WHAT TO PRODUCE: Each line with the string "Schools" is to be copied from the records below.

START THE DATA

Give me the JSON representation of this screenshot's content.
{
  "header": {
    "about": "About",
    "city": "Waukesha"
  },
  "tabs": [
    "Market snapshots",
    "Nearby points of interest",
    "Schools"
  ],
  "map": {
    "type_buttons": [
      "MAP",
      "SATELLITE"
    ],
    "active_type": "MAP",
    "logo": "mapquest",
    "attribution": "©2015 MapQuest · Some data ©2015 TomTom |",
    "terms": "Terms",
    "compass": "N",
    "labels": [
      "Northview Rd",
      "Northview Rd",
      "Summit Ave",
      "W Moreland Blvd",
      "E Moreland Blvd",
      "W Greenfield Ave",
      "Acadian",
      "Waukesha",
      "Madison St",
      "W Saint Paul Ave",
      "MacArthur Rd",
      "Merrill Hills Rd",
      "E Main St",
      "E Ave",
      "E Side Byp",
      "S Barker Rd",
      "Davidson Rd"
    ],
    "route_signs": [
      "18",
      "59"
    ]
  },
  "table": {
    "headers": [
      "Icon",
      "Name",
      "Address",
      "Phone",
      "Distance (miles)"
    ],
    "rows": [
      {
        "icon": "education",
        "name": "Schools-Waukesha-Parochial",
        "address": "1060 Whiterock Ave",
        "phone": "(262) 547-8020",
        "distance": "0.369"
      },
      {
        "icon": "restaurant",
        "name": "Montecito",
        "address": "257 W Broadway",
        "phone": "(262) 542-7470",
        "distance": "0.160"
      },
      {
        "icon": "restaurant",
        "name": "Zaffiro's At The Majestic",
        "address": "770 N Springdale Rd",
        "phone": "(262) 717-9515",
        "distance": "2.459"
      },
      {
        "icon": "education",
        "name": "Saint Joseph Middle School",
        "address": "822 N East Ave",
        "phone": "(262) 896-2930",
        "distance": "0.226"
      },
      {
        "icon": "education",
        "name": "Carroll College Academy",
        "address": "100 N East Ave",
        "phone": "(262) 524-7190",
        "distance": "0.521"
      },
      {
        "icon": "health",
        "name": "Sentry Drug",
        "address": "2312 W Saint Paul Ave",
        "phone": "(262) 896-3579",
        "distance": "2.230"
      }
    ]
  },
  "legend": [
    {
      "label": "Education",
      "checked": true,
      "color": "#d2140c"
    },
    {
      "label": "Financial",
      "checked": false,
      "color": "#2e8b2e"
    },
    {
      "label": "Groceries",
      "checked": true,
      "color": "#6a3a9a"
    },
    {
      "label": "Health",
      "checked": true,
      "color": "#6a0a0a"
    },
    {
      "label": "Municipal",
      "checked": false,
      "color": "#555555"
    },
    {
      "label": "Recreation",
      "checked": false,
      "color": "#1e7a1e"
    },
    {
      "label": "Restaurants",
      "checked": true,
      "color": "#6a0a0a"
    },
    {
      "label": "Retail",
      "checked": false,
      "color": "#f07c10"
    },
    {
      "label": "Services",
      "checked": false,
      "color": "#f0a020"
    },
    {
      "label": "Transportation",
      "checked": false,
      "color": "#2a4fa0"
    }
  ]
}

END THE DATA

FINAL ANSWER:
    "Schools"
        "name": "Schools-Waukesha-Parochial",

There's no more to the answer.